About this task — Copy out all the lines in the records that include the word "true".

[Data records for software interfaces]
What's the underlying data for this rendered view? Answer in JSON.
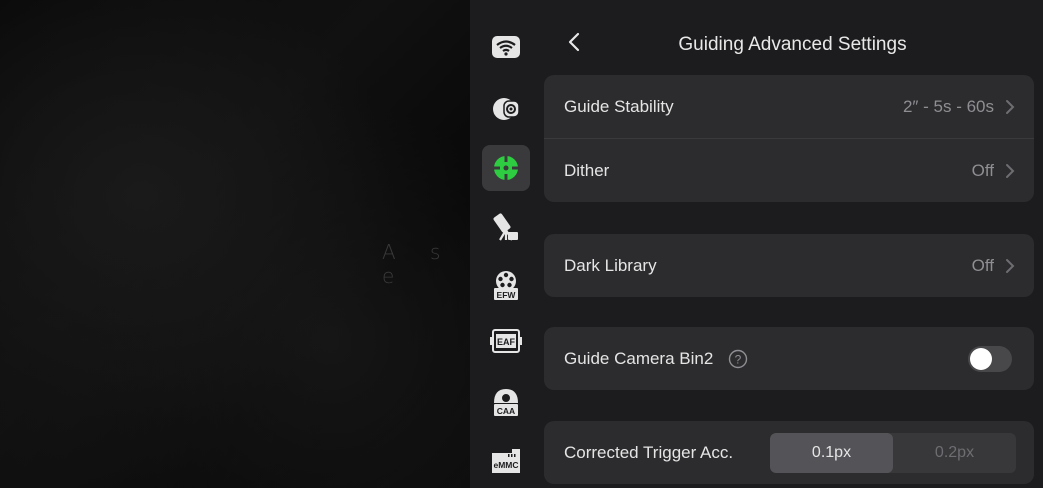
{
  "background": {
    "overlay_text": "A s e"
  },
  "rail": {
    "items": [
      {
        "icon": "wifi-icon",
        "active": false
      },
      {
        "icon": "camera-icon",
        "active": false
      },
      {
        "icon": "guiding-crosshair-icon",
        "active": true,
        "accent": "#2ecc40"
      },
      {
        "icon": "telescope-mount-icon",
        "active": false
      },
      {
        "icon": "efw-icon",
        "label": "EFW",
        "active": false
      },
      {
        "icon": "eaf-icon",
        "label": "EAF",
        "active": false
      },
      {
        "icon": "caa-icon",
        "label": "CAA",
        "active": false
      },
      {
        "icon": "emmc-icon",
        "label": "eMMC",
        "active": false
      }
    ]
  },
  "header": {
    "title": "Guiding Advanced Settings"
  },
  "settings": {
    "guide_stability": {
      "label": "Guide Stability",
      "value": "2″ - 5s - 60s"
    },
    "dither": {
      "label": "Dither",
      "value": "Off"
    },
    "dark_library": {
      "label": "Dark Library",
      "value": "Off"
    },
    "guide_camera_bin2": {
      "label": "Guide Camera Bin2",
      "enabled": false
    },
    "corrected_trigger": {
      "label": "Corrected Trigger Acc.",
      "options": [
        "0.1px",
        "0.2px"
      ],
      "selected": "0.1px"
    }
  },
  "colors": {
    "panel_bg": "#1c1c1e",
    "group_bg": "#2c2c2e",
    "accent_green": "#2ecc40"
  }
}
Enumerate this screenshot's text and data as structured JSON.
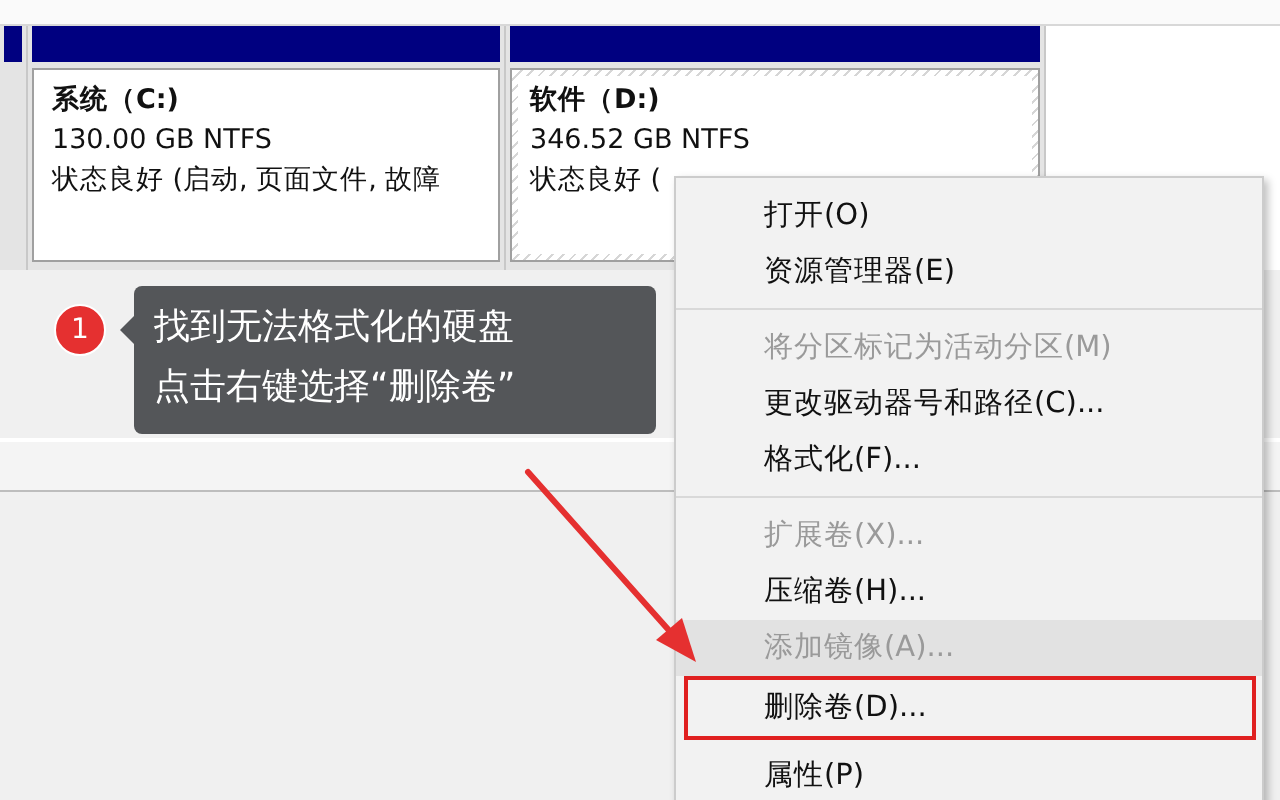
{
  "partitions": [
    {
      "kind": "stub"
    },
    {
      "kind": "volume",
      "name": "系统（C:)",
      "size": "130.00 GB NTFS",
      "status": "状态良好 (启动, 页面文件, 故障",
      "hatched": false
    },
    {
      "kind": "volume",
      "name": "软件（D:)",
      "size": "346.52 GB NTFS",
      "status": "状态良好 (",
      "hatched": true
    }
  ],
  "callout": {
    "step": "1",
    "lines": [
      "找到无法格式化的硬盘",
      "点击右键选择“删除卷”"
    ]
  },
  "context_menu": {
    "items": [
      {
        "kind": "item",
        "label": "打开(O)",
        "disabled": false,
        "hovered": false,
        "annotated": false
      },
      {
        "kind": "item",
        "label": "资源管理器(E)",
        "disabled": false,
        "hovered": false,
        "annotated": false
      },
      {
        "kind": "separator"
      },
      {
        "kind": "item",
        "label": "将分区标记为活动分区(M)",
        "disabled": true,
        "hovered": false,
        "annotated": false
      },
      {
        "kind": "item",
        "label": "更改驱动器号和路径(C)...",
        "disabled": false,
        "hovered": false,
        "annotated": false
      },
      {
        "kind": "item",
        "label": "格式化(F)...",
        "disabled": false,
        "hovered": false,
        "annotated": false
      },
      {
        "kind": "separator"
      },
      {
        "kind": "item",
        "label": "扩展卷(X)...",
        "disabled": true,
        "hovered": false,
        "annotated": false
      },
      {
        "kind": "item",
        "label": "压缩卷(H)...",
        "disabled": false,
        "hovered": false,
        "annotated": false
      },
      {
        "kind": "item",
        "label": "添加镜像(A)...",
        "disabled": true,
        "hovered": true,
        "annotated": false
      },
      {
        "kind": "item",
        "label": "删除卷(D)...",
        "disabled": false,
        "hovered": false,
        "annotated": true
      },
      {
        "kind": "item",
        "label": "属性(P)",
        "disabled": false,
        "hovered": false,
        "annotated": false
      }
    ]
  }
}
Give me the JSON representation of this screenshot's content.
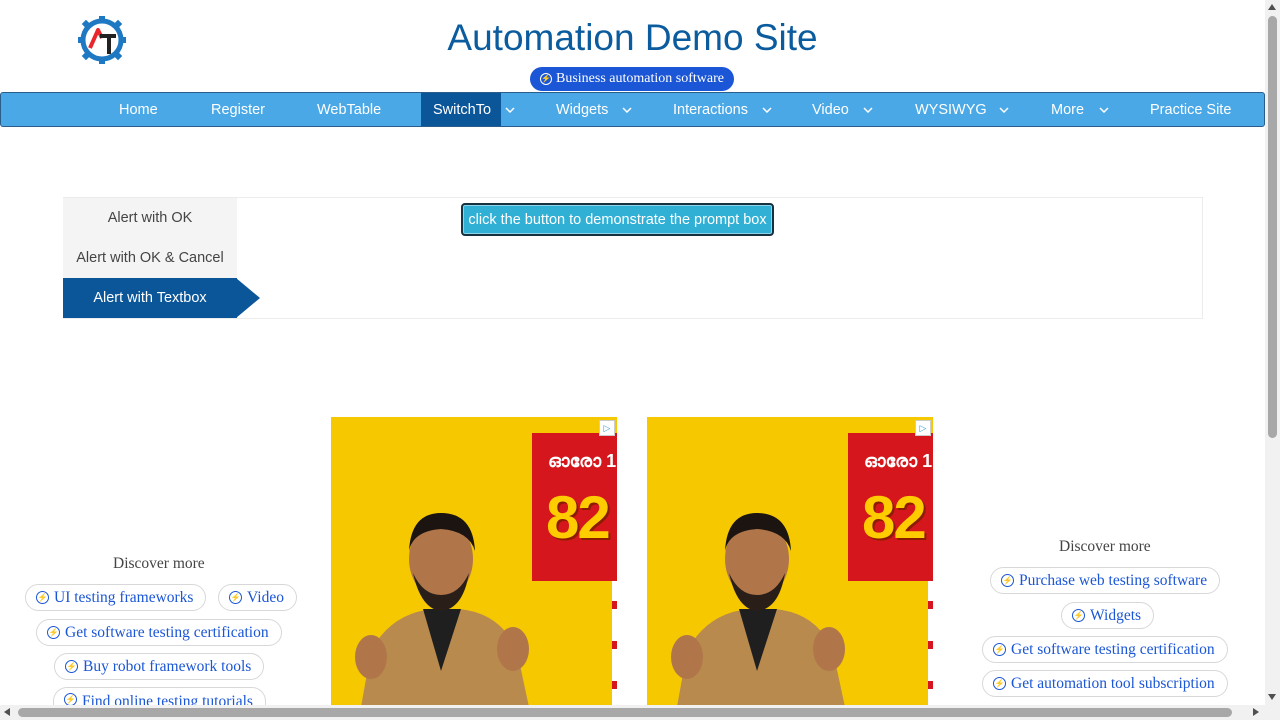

Solution for this exercise —
        "active": true,
      "hatched": true
        "disabled": true,
        "disabled": true,
        "disabled": true,
        "hovered": true,
        "annotated": true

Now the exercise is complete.